Yet, on Thursday, Bloomberg reported that the DOL did perform—but then actively concealed—its own economic analysis showing how tipped workers would lose billions of dollars. Workers’ and women’s rights groups, such as the National Employment Law Project, Restaurant Opportunities Centers (ROC) United, the Institute for Policy Studies (IPS), the National Women’s Law Center, and the Feminist Majority, along with Senator Patty Murray (D-WA) and Congressman Bobby Scott (D-VA), demanded that the DOL withdraw the proposed rule immediately. Attorneys general from 17 states, led by Xavier Becerra of California, noted that, if the reports are true, that the Department’s conduct would violate federal law.
The public comment period for the proposed rule ended on February 5, four days after the public learned that DOL was intentionally hiding unfavorable data.
Workers’ rights groups, led by ROC United, held a protest outside of DOL headquarters on Monday demanding: “Trump Don’t Steal Our Tips.” The DOL received hundreds of thousands of comments from the public in opposition to its proposed rule, which is expected to hit women the hardest. The Economic Policy Institute estimates that the proposed rule would cost tipped workers $5.8 billion per year in tips, with women—who make up nearly two-thirds of tipped workers nationwide—losing $4.6 billion per year. Women of color would be particularly impacted as they are disproportionately represented among tipped workers. The loss of income could have devastating effects for tipped workers. Already, poverty rates for tipped workers is more than twice as high for workers overall.

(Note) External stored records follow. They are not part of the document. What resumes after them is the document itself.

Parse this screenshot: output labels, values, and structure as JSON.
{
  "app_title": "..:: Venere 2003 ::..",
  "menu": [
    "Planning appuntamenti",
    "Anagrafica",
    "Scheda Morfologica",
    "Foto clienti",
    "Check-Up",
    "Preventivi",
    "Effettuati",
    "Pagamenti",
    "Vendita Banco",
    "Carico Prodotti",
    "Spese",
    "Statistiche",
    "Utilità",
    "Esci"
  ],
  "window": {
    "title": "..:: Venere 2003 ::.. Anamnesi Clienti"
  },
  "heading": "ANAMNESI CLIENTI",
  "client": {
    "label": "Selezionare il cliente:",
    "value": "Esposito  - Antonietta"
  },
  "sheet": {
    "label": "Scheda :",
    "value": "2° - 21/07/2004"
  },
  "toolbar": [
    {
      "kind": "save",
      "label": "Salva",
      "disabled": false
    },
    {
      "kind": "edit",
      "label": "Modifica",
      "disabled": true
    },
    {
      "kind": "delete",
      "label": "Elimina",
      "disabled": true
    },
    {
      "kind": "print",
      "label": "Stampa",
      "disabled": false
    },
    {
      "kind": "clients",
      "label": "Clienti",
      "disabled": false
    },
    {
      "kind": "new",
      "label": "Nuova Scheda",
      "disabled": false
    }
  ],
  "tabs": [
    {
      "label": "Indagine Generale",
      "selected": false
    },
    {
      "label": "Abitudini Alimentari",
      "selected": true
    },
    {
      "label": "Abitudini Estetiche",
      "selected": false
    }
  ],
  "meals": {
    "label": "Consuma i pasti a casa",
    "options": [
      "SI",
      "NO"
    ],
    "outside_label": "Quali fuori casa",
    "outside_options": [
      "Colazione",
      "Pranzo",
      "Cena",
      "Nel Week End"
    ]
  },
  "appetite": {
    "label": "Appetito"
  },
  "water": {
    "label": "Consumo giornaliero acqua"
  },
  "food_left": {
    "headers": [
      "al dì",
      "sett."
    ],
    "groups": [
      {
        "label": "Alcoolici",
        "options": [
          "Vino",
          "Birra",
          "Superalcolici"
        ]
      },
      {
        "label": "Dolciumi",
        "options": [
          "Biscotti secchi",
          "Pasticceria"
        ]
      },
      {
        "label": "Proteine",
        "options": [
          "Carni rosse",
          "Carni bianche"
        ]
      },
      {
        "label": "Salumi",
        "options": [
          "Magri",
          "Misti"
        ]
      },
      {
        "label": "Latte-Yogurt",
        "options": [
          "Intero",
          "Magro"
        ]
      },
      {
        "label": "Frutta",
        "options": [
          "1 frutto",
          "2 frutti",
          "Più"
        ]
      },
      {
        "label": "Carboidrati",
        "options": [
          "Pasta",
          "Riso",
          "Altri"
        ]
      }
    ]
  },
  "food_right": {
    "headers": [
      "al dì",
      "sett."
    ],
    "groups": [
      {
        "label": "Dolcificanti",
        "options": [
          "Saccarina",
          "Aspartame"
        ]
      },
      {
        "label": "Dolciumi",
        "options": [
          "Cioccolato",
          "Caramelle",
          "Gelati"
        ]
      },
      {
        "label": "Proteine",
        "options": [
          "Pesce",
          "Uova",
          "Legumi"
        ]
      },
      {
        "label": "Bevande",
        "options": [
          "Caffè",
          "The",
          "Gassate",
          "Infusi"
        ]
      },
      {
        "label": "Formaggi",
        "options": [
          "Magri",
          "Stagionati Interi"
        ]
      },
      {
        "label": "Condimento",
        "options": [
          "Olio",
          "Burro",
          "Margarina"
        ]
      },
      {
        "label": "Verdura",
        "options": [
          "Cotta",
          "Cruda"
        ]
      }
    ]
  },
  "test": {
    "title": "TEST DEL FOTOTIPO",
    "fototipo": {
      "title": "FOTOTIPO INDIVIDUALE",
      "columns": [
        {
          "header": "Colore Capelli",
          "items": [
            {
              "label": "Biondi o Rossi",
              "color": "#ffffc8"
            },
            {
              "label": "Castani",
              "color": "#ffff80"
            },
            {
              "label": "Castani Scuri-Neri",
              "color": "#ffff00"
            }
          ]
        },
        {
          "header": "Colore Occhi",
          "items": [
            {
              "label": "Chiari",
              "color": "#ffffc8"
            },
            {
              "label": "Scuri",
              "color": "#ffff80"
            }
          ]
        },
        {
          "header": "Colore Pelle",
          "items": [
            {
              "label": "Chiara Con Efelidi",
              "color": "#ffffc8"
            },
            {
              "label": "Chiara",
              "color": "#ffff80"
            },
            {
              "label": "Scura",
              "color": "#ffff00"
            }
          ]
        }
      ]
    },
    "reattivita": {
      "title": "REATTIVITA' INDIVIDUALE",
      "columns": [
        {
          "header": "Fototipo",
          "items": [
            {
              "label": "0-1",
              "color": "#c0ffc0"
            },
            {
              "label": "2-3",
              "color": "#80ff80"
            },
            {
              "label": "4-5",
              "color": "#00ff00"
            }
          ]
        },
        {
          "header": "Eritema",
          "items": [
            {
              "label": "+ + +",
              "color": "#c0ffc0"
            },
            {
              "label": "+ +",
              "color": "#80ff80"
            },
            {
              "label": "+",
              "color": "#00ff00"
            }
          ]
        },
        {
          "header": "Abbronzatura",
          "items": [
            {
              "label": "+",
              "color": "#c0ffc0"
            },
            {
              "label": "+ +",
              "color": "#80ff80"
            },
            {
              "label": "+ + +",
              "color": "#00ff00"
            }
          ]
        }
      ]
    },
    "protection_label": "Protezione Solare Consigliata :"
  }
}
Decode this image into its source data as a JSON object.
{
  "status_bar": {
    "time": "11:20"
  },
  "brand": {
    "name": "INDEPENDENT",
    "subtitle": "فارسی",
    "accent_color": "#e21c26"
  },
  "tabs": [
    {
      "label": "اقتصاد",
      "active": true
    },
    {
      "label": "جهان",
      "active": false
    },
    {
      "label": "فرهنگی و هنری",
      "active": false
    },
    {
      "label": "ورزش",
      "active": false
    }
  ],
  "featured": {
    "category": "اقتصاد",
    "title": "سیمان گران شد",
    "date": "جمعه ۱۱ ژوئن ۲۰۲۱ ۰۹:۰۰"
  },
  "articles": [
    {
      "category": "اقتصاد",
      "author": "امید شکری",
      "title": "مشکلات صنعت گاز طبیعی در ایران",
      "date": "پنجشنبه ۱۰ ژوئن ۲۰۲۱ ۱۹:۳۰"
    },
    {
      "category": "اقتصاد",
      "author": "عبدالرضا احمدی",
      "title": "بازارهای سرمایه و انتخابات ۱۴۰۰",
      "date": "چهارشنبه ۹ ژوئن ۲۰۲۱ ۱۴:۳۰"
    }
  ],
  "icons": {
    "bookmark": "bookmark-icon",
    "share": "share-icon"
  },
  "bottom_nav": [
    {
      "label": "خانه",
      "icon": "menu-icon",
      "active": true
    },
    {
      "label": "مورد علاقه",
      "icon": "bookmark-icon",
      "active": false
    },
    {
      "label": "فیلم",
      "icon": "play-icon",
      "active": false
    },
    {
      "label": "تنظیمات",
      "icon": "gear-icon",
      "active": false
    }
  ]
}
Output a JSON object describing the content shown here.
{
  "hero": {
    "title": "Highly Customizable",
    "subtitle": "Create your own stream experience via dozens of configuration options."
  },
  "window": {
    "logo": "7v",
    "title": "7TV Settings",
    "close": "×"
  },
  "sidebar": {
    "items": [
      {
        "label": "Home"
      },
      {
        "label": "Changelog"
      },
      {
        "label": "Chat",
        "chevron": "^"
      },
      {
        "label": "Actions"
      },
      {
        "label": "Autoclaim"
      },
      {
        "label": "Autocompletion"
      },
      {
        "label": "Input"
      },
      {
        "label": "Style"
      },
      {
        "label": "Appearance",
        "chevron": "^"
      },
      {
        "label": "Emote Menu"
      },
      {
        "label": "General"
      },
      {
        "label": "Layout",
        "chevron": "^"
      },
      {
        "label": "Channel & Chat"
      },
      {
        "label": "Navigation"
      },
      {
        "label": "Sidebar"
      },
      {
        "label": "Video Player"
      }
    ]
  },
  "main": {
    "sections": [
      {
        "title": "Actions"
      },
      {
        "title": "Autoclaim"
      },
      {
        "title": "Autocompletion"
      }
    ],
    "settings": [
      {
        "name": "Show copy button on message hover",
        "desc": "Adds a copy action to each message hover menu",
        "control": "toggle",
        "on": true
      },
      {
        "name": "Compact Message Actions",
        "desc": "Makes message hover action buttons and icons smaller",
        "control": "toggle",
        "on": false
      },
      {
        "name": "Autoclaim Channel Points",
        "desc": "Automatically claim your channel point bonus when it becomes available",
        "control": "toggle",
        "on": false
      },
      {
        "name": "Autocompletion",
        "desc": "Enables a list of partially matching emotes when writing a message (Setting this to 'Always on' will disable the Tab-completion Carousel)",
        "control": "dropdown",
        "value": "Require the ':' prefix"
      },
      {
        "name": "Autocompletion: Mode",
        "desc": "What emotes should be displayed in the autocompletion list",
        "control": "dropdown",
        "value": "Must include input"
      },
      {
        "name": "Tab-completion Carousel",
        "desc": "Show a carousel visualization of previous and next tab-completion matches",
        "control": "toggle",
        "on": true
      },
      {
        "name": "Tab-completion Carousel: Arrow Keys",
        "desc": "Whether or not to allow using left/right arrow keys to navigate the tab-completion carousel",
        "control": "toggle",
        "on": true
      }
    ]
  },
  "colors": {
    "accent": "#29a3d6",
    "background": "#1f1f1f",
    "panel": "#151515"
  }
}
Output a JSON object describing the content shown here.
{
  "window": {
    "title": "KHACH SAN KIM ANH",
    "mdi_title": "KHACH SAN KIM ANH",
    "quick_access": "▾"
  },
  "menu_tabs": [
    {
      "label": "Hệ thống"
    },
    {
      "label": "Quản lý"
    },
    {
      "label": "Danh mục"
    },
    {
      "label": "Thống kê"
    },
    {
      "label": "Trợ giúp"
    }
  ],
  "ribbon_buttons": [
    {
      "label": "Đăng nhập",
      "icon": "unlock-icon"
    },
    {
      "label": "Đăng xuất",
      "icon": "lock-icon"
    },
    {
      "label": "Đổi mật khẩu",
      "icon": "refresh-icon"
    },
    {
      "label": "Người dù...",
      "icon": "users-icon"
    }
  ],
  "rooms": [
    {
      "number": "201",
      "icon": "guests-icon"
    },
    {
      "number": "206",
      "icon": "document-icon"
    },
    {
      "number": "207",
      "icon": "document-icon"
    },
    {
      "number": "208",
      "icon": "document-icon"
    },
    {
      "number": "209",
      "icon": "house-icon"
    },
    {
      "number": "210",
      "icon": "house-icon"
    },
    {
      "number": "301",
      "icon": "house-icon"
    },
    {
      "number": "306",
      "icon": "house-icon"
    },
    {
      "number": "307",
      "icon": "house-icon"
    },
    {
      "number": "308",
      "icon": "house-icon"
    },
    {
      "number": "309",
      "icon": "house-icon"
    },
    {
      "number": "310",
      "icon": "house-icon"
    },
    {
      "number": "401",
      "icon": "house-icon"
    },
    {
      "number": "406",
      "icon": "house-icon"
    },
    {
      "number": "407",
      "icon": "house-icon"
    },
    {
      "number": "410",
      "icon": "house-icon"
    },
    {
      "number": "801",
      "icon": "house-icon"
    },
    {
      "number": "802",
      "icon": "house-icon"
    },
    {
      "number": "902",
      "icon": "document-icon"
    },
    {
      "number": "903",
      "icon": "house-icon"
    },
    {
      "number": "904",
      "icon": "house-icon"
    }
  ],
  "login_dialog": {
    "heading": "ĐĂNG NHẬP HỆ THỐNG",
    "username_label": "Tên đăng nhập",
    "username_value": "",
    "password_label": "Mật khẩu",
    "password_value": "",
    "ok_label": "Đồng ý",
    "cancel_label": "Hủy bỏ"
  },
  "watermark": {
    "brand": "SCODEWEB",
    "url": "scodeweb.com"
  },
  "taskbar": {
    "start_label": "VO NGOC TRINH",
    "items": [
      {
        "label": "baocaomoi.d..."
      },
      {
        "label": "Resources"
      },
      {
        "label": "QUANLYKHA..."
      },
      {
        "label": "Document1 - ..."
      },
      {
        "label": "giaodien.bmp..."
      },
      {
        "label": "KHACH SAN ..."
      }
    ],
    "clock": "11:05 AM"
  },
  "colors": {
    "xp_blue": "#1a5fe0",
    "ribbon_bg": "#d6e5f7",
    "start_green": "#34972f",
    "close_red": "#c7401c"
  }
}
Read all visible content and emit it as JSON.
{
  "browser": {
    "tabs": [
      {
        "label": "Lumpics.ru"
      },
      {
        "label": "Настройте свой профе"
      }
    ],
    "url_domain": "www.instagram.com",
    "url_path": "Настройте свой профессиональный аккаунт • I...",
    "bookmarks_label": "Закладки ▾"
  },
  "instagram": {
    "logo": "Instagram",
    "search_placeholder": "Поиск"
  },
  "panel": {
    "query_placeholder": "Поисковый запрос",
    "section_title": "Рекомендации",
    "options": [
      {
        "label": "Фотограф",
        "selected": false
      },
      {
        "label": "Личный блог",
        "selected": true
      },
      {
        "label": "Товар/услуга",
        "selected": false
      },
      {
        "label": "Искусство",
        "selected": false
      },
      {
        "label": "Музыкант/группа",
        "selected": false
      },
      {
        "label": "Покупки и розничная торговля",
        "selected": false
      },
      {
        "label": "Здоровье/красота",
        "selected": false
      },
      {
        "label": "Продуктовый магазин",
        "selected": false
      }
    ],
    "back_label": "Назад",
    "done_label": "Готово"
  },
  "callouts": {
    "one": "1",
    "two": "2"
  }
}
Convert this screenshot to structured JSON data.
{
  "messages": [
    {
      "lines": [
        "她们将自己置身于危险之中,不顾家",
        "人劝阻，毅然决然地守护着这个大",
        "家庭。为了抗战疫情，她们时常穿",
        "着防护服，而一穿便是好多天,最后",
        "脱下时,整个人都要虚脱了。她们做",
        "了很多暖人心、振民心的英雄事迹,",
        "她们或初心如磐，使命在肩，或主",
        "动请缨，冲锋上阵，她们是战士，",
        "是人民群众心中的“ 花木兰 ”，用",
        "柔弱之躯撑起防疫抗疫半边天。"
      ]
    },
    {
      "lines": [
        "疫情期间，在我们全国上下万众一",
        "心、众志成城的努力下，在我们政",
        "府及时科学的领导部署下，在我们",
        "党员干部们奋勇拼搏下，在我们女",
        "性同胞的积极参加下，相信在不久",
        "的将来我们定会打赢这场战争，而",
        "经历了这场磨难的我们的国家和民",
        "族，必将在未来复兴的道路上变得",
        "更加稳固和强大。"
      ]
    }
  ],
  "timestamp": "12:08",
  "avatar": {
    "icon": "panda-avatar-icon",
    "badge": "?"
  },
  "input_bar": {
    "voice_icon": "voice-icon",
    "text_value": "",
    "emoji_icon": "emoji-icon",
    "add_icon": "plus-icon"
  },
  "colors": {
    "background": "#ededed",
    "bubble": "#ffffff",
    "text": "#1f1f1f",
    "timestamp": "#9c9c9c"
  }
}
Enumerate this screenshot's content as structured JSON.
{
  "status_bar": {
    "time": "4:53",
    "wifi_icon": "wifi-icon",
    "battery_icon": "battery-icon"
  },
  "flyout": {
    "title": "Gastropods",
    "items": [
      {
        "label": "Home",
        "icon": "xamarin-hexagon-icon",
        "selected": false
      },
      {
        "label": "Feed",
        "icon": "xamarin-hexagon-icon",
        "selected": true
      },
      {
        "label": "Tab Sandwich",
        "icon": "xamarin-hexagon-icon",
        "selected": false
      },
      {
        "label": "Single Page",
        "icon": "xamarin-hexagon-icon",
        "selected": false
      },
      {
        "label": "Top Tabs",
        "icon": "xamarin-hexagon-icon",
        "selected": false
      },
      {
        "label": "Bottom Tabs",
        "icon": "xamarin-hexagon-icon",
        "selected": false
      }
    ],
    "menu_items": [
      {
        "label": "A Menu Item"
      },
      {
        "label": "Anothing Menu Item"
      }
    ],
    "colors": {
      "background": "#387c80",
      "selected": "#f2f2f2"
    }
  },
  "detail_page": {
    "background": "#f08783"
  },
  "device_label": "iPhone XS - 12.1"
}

The proposed rule has also been blasted for how it could make women workers even more vulnerable to sexual harassment, especially in the restaurant industry. In a 2014 report, The Glass Door: Sexual Harassment in the Restaurant Industry, ROC United and Forward Together found that sexual harassment in the restaurant industry is pervasive among tipped workers. Reliant on tips to survive, these workers often feel forced to tolerate sexual harassment from customers, managers, and co-workers. Giving employers a direct interest in an employee’s tips could make that situation even worse.
Now that the comment period is over, the DOL is free to move forward in the rulemaking process, even as the OIG conducts its audit. Advocates are therefore asking that the public comment period be extended until after the OIG issues a final report of its audit.
Media Resources: Department of Labor Office of the Inspector General 2/5/18; Feminist Newswire 2/1/18; Economic Policy Institute 1/17/18; ROC United